Beuys challenged the traditional narrow confines of art to embrace a much broader, philosophically based political practice, formulated in the dictum 'Everyone is an artist'. His long-term, radical aims included the introduction of direct democracy through referendum, free access to all educational institutions and a restructuring of the economy based on ecological necessity.
Arranged chronologically, this overview reflects the changes in Beuy's choice of register, from the soliloquy in his early days at Cleves to dialogue during his period as a teacher in Düsseldorf to the powerful language of public lectures for an international audience in later years. His unique poetic approach to the creative process transforms such materials as felt, fat, honey, blood, wax, copper and sulphur into ever more fluent and unlimited artistic forms.

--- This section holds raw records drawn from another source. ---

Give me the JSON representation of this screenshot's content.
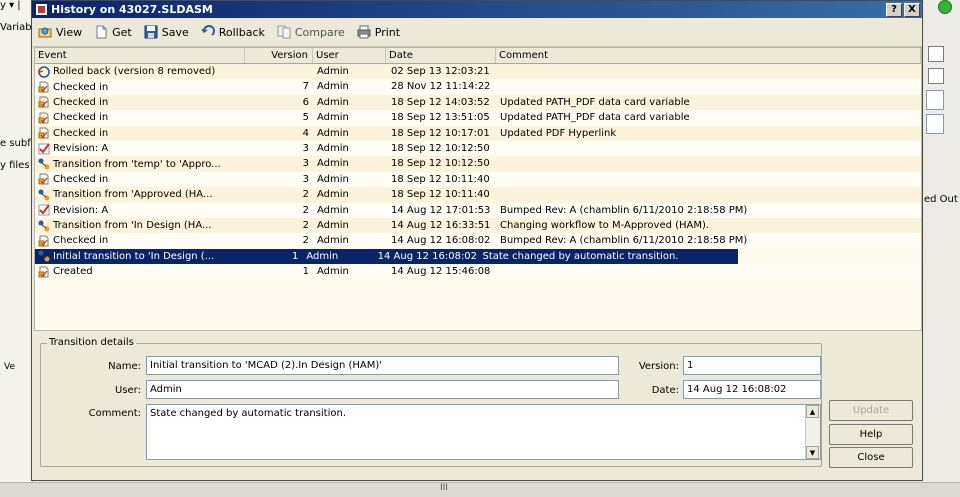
{
  "background": {
    "left_texts": [
      "y  ▾  |",
      "Variabl",
      "e subfo",
      "y files"
    ],
    "right_text": "ed Out I",
    "bottom_text": "III",
    "left_tab": "Ve"
  },
  "dialog": {
    "title": "History on 43027.SLDASM",
    "help_btn": "?",
    "close_btn": "X"
  },
  "toolbar": {
    "items": [
      {
        "label": "View",
        "icon": "view-icon",
        "enabled": true
      },
      {
        "label": "Get",
        "icon": "get-icon",
        "enabled": true
      },
      {
        "label": "Save",
        "icon": "save-icon",
        "enabled": true
      },
      {
        "label": "Rollback",
        "icon": "rollback-icon",
        "enabled": true
      },
      {
        "label": "Compare",
        "icon": "compare-icon",
        "enabled": false
      },
      {
        "label": "Print",
        "icon": "print-icon",
        "enabled": true
      }
    ]
  },
  "list": {
    "columns": [
      "Event",
      "Version",
      "User",
      "Date",
      "Comment"
    ],
    "rows": [
      {
        "event": "Rolled back (version 8 removed)",
        "icon": "rollback-event-icon",
        "version": "",
        "user": "Admin",
        "date": "02 Sep 13 12:03:21",
        "comment": ""
      },
      {
        "event": "Checked in",
        "icon": "checkin-icon",
        "version": "7",
        "user": "Admin",
        "date": "28 Nov 12 11:14:22",
        "comment": ""
      },
      {
        "event": "Checked in",
        "icon": "checkin-icon",
        "version": "6",
        "user": "Admin",
        "date": "18 Sep 12 14:03:52",
        "comment": "Updated PATH_PDF data card variable"
      },
      {
        "event": "Checked in",
        "icon": "checkin-icon",
        "version": "5",
        "user": "Admin",
        "date": "18 Sep 12 13:51:05",
        "comment": "Updated PATH_PDF data card variable"
      },
      {
        "event": "Checked in",
        "icon": "checkin-icon",
        "version": "4",
        "user": "Admin",
        "date": "18 Sep 12 10:17:01",
        "comment": "Updated PDF Hyperlink"
      },
      {
        "event": "Revision: A",
        "icon": "revision-icon",
        "version": "3",
        "user": "Admin",
        "date": "18 Sep 12 10:12:50",
        "comment": ""
      },
      {
        "event": "Transition from 'temp' to 'Appro...",
        "icon": "transition-icon",
        "version": "3",
        "user": "Admin",
        "date": "18 Sep 12 10:12:50",
        "comment": ""
      },
      {
        "event": "Checked in",
        "icon": "checkin-icon",
        "version": "3",
        "user": "Admin",
        "date": "18 Sep 12 10:11:40",
        "comment": ""
      },
      {
        "event": "Transition from 'Approved (HA...",
        "icon": "transition-icon",
        "version": "2",
        "user": "Admin",
        "date": "18 Sep 12 10:11:40",
        "comment": ""
      },
      {
        "event": "Revision: A",
        "icon": "revision-icon",
        "version": "2",
        "user": "Admin",
        "date": "14 Aug 12 17:01:53",
        "comment": "Bumped Rev: A  (chamblin 6/11/2010 2:18:58 PM)"
      },
      {
        "event": "Transition from 'In Design (HA...",
        "icon": "transition-icon",
        "version": "2",
        "user": "Admin",
        "date": "14 Aug 12 16:33:51",
        "comment": "Changing workflow to M-Approved (HAM)."
      },
      {
        "event": "Checked in",
        "icon": "checkin-icon",
        "version": "2",
        "user": "Admin",
        "date": "14 Aug 12 16:08:02",
        "comment": "Bumped Rev: A  (chamblin 6/11/2010 2:18:58 PM)"
      },
      {
        "event": "Initial transition to 'In Design (...",
        "icon": "transition-icon",
        "version": "1",
        "user": "Admin",
        "date": "14 Aug 12 16:08:02",
        "comment": "State changed by automatic transition.",
        "selected": true
      },
      {
        "event": "Created",
        "icon": "checkin-icon",
        "version": "1",
        "user": "Admin",
        "date": "14 Aug 12 15:46:08",
        "comment": ""
      }
    ]
  },
  "details": {
    "legend": "Transition details",
    "name_label": "Name:",
    "name_value": "Initial transition to 'MCAD (2).In Design (HAM)'",
    "version_label": "Version:",
    "version_value": "1",
    "user_label": "User:",
    "user_value": "Admin",
    "date_label": "Date:",
    "date_value": "14 Aug 12 16:08:02",
    "comment_label": "Comment:",
    "comment_value": "State changed by automatic transition."
  },
  "buttons": {
    "update": "Update",
    "help": "Help",
    "close": "Close"
  }
}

In a broad-ranging discussion, Alain Borer summarizes Beuy's oeuvre, drawing out themes of extreme complexity with admirable clarity and revealing the versatility and profundity of one of the most important and original artists of the 20th century.